Being a teenager is difficult and research would indicate that it is now harder than ever. Teenagers, both girls and boys, are under increasing pressure to look “perfect”. Whereas waxing, plucking, exercising and grooming were once adult preoccupations, they are now central to teenage life. The same increasingly applies to cosmetic surgery and there are concerns that teenagers are using surgery to help with teenage self-esteem issues.
Recent figures show that the number of procedures performed on teenagers 18 or younger more than tripled over a 10-year period, to 205,119 in 2007 from 59,890 in 1997. Liposuctions rose to 9,295 from 2,504, and breast augmentations increased to 7,882 from 1,326.
Critics say that plastic surgery is becoming more common among teenagers because “Our children are barraged with images of ideal women and men that aren’t even real, but computer composites,” said Jean Kilbourne, co-author of “So Sexy, So Soon,” a book on teenagers and pre-teenagers. “These girls and boys can’t compete.
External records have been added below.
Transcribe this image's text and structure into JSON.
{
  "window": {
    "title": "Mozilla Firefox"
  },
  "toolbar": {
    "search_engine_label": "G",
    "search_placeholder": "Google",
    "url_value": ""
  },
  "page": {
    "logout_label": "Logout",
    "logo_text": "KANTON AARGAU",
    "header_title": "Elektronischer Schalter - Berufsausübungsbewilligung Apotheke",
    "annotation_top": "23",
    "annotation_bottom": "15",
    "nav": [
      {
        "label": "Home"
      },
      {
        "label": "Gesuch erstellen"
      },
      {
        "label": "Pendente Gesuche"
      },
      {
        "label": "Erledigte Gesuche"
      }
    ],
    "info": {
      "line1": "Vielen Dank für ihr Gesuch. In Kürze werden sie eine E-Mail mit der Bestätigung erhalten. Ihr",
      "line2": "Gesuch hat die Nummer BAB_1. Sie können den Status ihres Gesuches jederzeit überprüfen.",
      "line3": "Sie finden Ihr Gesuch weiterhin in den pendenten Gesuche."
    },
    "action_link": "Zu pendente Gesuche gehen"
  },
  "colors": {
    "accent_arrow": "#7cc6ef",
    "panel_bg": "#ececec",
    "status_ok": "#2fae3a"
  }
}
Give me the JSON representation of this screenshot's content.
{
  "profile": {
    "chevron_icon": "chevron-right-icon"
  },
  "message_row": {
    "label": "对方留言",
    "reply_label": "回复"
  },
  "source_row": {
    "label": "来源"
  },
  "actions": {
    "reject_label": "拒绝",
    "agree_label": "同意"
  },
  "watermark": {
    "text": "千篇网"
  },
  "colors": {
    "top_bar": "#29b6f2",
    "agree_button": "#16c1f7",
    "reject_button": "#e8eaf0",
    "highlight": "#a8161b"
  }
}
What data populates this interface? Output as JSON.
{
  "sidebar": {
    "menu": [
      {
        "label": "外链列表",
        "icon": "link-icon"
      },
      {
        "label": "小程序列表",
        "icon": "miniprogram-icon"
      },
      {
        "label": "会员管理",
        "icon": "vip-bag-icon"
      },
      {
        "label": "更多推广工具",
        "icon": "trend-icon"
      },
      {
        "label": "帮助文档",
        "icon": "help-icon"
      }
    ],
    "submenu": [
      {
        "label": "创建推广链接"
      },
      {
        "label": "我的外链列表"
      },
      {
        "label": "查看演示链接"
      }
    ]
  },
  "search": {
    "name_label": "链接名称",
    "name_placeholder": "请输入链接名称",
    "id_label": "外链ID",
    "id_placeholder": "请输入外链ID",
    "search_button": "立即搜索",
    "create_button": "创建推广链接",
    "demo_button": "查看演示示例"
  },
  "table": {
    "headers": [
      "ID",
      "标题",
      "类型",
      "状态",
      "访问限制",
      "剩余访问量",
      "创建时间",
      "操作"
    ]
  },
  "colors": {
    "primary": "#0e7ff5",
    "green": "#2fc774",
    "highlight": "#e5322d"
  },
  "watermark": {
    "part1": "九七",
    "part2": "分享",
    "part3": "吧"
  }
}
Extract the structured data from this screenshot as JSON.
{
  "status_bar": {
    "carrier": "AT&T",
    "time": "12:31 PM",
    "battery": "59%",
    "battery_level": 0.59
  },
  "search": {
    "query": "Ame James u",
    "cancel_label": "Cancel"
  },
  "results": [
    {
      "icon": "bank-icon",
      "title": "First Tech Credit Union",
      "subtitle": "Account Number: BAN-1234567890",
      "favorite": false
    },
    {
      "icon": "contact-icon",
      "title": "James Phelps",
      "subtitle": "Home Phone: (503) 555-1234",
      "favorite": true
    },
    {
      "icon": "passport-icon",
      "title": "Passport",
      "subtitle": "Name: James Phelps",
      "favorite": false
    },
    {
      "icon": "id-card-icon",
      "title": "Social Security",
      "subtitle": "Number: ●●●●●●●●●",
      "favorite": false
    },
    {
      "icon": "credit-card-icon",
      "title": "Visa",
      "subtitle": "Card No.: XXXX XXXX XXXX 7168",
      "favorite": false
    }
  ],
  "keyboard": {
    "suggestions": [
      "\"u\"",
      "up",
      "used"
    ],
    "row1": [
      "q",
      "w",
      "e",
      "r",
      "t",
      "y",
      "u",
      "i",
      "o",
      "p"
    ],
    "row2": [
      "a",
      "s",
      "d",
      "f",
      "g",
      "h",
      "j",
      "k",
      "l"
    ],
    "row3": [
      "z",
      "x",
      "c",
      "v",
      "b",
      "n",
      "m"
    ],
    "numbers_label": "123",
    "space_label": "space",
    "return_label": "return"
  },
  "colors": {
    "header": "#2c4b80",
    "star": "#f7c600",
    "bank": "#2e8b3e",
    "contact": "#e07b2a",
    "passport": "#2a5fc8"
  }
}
The truth is, no one can. And it leaves teens feeling more inadequate than ever and a lot of parents unsure as to the right thing to do.”
Dr. Frederick Lukash, a plastic surgeon in New York City and Long Island who specializes in treating adolescents, said: “Unlike adults who may elect cosmetic surgery for that ‘wow’ factor to stand out in a crowd, to be rejuvenated and get noticed, kids have a different mantra. They do it to fit in.”
A recent survey of more than 1,000 girls in the United States showed that 7 in 10 girls surveyed believed that, in terms of their physical appearance, they did not “measure up.” Only 10 percent found themselves to be “pretty enough.”
But plastic surgeons argue that despite the risks of some teenagers using plastic surgery inappropriately there are often opportunities to transform the life of a teenager with low self-esteem. For example cosmetic surgery for a crooked nose which is negatively impacting a teenager’s self-confidence is often justified because a well-timed operation could prevent destructive behaviors, including eating disorders, bullying and self-mutilation.